After dinner, guests file into the adjacent Hina Cave where a variety of traditional Tongan dances, interspersed with the proprietor’s own version of stand-up comedy, entertain you late into the night. If a buffet is your thing but cave-dancing not so much, swing by on Sunday afternoons when the buffet brunch is served at around 2.
And that’s a wrap for Tongatapu!
Of course, if you’re keen to visit Eua, or the major island groups of Ha’apai, Vava’u or even the outer isles of the Niua’s, your list of options begin anew. Flights and ferry service are available for any of these destinations (flight only to Niua’s, I believe), but remember transportation (and all businesses except select tourism lodging and dining facilities) are out of operation on Sundays.
3 thoughts on “Things to do in Nuku’alofa, Tongatapu, Part 2 of 2”
This is the best blog I’ve seen on Tongatapu so far. Really informative and I really, really love your orientation towards traveling because I see a lot of myself in it. I had never originally planned on renting a kayak or a bike but now they both seem to be must-do’s.
Are the roads in good enough condition that a scooter is worthwhile? I’m sure it’s a bit faster paced in a lot of ways but I’ve heard that some of the roads are in a pretty bad state.
Any recommendation for accommodation on a student budget?
Will be passing along the blog to all friends and family that stay in Tonga!
Thank you for visiting and thanks, too, for your kind words! I can not help but to say that some of our favorite memories of Tonga involve times when we were either cycling or kayaking, so … yes! Both of these activities are definitely must-do’s in my book. :)
When we left Tonga, there were only a few scooters being used on the island and I recall my husband and I remarking on how much fun that looked. Pros: traffic is pretty chill (if disorganized) and the weather is great, except when those downpours recreate Noah’s Flood. Cons: Many of the roads off the main avenues can be pretty riddled with pot-holes as you guessed, and the dogs can be aggressive, as the post addressed. Despite these things, I think if you go slow and cautiously on the side roads (and wear a helmet!) it would be doable. Like bicycling, I’d come prepared for potentially aggressive dogs. In our opinion, exploring the island by cycle (be it push-bike or motorized) is still well worth it, despite these obstacles.

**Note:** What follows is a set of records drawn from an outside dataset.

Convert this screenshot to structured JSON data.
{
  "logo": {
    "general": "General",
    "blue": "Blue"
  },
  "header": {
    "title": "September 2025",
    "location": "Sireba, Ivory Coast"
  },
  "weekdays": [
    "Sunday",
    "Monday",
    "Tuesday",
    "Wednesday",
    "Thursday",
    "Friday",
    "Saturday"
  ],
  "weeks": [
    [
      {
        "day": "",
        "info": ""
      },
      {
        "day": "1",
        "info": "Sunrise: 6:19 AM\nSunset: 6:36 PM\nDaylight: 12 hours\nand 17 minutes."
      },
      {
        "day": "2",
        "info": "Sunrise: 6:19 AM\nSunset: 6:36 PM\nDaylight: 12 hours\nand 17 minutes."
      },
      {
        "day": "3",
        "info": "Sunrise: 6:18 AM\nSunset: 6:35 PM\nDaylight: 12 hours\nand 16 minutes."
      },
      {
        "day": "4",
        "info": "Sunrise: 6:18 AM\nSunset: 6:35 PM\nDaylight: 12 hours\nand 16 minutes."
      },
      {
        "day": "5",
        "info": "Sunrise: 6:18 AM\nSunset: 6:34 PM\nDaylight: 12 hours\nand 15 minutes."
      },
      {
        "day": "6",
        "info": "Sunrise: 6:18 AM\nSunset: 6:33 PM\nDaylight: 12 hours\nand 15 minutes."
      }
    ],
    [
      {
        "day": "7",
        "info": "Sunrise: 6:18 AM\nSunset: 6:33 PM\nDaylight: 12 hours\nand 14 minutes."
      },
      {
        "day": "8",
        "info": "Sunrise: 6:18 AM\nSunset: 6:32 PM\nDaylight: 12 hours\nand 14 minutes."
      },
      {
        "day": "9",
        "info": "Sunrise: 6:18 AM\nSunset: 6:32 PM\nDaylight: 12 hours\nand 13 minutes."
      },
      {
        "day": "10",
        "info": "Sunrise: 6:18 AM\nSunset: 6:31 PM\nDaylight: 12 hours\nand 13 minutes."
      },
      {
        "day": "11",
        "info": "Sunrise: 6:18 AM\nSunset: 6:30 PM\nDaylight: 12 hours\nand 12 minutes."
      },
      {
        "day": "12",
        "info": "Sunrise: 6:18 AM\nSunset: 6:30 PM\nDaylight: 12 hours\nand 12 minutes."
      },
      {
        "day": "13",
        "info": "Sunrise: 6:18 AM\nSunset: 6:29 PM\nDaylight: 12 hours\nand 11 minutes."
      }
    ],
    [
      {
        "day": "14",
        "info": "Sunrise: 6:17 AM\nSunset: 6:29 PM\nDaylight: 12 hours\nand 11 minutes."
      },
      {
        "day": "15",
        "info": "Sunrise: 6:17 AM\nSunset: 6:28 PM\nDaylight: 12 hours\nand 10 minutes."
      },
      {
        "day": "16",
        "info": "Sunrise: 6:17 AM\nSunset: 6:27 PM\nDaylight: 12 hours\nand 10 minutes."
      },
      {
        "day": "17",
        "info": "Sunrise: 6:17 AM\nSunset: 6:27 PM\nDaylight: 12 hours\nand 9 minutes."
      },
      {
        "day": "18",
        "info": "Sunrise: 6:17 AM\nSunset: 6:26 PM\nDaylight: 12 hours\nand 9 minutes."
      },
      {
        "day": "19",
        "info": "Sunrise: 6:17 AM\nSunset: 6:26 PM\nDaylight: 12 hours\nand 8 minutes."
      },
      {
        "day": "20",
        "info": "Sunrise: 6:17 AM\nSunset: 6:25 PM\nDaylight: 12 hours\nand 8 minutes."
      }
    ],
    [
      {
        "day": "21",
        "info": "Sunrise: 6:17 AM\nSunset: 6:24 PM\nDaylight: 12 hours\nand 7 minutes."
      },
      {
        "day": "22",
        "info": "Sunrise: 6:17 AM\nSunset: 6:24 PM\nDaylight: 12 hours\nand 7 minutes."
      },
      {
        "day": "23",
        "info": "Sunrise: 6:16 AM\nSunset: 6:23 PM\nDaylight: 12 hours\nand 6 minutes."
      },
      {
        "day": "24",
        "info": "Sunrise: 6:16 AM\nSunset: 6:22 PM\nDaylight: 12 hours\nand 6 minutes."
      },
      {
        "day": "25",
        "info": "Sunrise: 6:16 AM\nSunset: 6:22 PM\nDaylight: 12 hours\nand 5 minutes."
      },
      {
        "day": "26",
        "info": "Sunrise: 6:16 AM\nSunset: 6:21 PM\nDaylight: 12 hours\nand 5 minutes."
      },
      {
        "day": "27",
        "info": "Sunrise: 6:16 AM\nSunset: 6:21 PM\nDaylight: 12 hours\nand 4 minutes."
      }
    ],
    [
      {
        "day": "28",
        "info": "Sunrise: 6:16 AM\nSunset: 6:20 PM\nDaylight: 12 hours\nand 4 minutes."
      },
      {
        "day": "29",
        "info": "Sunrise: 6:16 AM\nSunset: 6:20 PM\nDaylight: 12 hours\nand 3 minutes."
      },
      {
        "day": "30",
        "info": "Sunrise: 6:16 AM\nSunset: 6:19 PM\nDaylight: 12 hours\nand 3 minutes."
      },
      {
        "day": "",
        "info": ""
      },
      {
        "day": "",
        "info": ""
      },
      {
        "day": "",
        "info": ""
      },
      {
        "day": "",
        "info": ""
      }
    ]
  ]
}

Accommodation: We were there for two years and had a home, so we never stayed in a hotel in Tongatapu. I do know that Tonga tends to be disproportionately expensive when it comes to accommodation. I recall Toni’s Guesthouse as being a popular choice for backpackers in Tongatapu and I think there was another one called Lose’s, but as I never visited either place, I can not comment on them otherwise. Do you know when you will be arriving and what areas/islands you hope to visit? If so, I can contact a friend there and see if they could recommend a place….
In any case, I am excited for you and I hope you keep me posted on your journey!